BEGIN Material supplied

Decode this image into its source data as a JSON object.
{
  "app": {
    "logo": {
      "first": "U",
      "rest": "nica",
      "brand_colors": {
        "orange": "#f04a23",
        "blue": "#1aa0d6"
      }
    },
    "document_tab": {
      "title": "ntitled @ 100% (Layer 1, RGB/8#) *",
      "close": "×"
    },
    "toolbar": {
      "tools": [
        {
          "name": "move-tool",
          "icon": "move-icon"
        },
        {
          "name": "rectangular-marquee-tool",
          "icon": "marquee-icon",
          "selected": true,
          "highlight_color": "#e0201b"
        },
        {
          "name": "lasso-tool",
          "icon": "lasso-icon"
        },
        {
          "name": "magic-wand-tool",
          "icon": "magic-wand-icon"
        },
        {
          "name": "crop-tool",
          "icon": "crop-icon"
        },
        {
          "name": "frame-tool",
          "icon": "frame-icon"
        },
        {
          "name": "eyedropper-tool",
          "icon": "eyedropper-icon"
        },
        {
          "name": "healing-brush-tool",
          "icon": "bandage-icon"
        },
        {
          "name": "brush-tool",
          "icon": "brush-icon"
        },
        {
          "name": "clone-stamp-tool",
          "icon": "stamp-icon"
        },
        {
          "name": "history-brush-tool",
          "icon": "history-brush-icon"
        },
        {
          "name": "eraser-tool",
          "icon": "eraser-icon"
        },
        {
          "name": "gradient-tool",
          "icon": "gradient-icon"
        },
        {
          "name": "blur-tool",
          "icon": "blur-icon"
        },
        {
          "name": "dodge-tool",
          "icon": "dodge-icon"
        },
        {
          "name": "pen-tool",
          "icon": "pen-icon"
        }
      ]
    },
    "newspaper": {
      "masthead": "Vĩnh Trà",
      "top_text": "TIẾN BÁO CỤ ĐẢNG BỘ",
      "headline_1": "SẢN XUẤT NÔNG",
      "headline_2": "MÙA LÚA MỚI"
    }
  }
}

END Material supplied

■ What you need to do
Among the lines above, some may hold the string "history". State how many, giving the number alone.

■ Task output
2